NAIROBI, Kenya, Aug. 28 — Barack Obama strode into a packed auditorium in Nairobi on Monday and attacked an issue that notoriously bedevils Kenyan society: corruption.
He urged people to reject “the insulting idea that corruption is somehow part of Kenyan culture” and “to stand up and speak out against injustices.”
. . .
During his speech on Monday, he laid out a tough prescription for Africa’s ills, calling for government cutbacks, more openness and less ethnic politics.
Kenya is one of the more developed countries in sub-Saharan Africa and one of the closest to the West, but it is consistently ranked by international organizations as one of the most corrupt.
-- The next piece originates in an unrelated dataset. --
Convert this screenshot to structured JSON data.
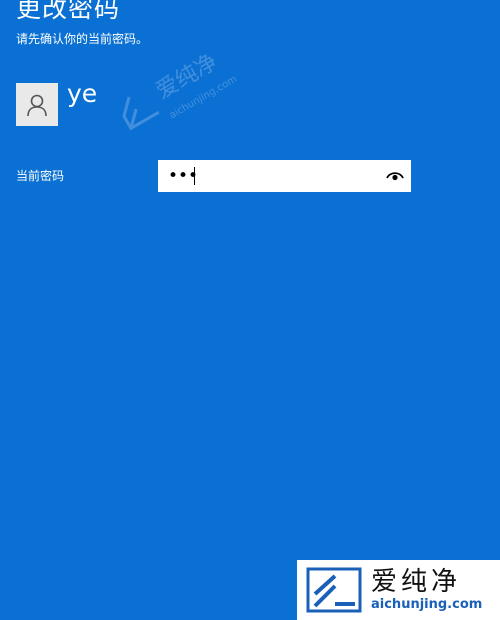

Mr. Obama said this corroded its ability to attract investment, fight terrorism and provide security for its own people.
Most of all, he told Kenyans to stop complaining about the injustices of the colonial past and to accept responsibility. “It’s more than just history and outside influence that explain why Kenya is lagging behind,” he said.
He ended by telling the crowd, “I want you all to know that as your ally, your friend and your brother, I will be there in every way I can.”
Many in the audience left in high spirits.
“He’s inspiring,” said Miriam Musonye, a literature professor. “He really seems to believe what he says.”
For the full story, see:
JEFFREY GETTLEMAN. "Obama Urges Kenyans to Get Tough on Corruption." The New York Times (Tues., August 29, 2006): A10.